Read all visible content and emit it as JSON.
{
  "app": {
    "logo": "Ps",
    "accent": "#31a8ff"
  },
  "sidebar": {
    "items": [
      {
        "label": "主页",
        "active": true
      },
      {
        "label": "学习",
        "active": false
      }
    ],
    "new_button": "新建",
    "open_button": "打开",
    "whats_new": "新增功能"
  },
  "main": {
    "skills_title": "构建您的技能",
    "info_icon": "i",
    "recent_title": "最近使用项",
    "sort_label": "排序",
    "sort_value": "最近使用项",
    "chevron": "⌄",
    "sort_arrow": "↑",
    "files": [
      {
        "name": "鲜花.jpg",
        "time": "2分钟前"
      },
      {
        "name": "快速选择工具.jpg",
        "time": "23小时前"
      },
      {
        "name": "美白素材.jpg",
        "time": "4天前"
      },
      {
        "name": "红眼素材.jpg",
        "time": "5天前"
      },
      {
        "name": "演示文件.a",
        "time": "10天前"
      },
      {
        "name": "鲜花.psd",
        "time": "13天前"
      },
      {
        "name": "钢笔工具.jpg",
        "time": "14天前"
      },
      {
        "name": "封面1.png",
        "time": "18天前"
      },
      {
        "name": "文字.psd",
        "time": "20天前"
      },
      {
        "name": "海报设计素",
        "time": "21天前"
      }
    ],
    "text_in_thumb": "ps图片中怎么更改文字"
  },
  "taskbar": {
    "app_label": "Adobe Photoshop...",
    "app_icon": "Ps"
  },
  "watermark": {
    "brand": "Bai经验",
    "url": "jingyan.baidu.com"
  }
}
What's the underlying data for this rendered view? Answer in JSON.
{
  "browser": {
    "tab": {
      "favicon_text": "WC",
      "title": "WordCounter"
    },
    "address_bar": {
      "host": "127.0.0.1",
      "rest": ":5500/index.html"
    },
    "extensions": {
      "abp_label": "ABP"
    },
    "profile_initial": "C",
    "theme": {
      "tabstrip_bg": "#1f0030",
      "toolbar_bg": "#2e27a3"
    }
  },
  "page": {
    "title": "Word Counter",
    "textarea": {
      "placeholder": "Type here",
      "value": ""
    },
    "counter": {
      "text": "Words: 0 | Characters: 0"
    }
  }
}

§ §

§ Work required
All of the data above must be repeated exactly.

§ Exercise response
Read all visible content and emit it as JSON.
{
  "app": {
    "logo": "Ps",
    "accent": "#31a8ff"
  },
  "sidebar": {
    "items": [
      {
        "label": "主页",
        "active": true
      },
      {
        "label": "学习",
        "active": false
      }
    ],
    "new_button": "新建",
    "open_button": "打开",
    "whats_new": "新增功能"
  },
  "main": {
    "skills_title": "构建您的技能",
    "info_icon": "i",
    "recent_title": "最近使用项",
    "sort_label": "排序",
    "sort_value": "最近使用项",
    "chevron": "⌄",
    "sort_arrow": "↑",
    "files": [
      {
        "name": "鲜花.jpg",
        "time": "2分钟前"
      },
      {
        "name": "快速选择工具.jpg",
        "time": "23小时前"
      },
      {
        "name": "美白素材.jpg",
        "time": "4天前"
      },
      {
        "name": "红眼素材.jpg",
        "time": "5天前"
      },
      {
        "name": "演示文件.a",
        "time": "10天前"
      },
      {
        "name": "鲜花.psd",
        "time": "13天前"
      },
      {
        "name": "钢笔工具.jpg",
        "time": "14天前"
      },
      {
        "name": "封面1.png",
        "time": "18天前"
      },
      {
        "name": "文字.psd",
        "time": "20天前"
      },
      {
        "name": "海报设计素",
        "time": "21天前"
      }
    ],
    "text_in_thumb": "ps图片中怎么更改文字"
  },
  "taskbar": {
    "app_label": "Adobe Photoshop...",
    "app_icon": "Ps"
  },
  "watermark": {
    "brand": "Bai经验",
    "url": "jingyan.baidu.com"
  }
}
What's the underlying data for this rendered view? Answer in JSON.
{
  "browser": {
    "tab": {
      "favicon_text": "WC",
      "title": "WordCounter"
    },
    "address_bar": {
      "host": "127.0.0.1",
      "rest": ":5500/index.html"
    },
    "extensions": {
      "abp_label": "ABP"
    },
    "profile_initial": "C",
    "theme": {
      "tabstrip_bg": "#1f0030",
      "toolbar_bg": "#2e27a3"
    }
  },
  "page": {
    "title": "Word Counter",
    "textarea": {
      "placeholder": "Type here",
      "value": ""
    },
    "counter": {
      "text": "Words: 0 | Characters: 0"
    }
  }
}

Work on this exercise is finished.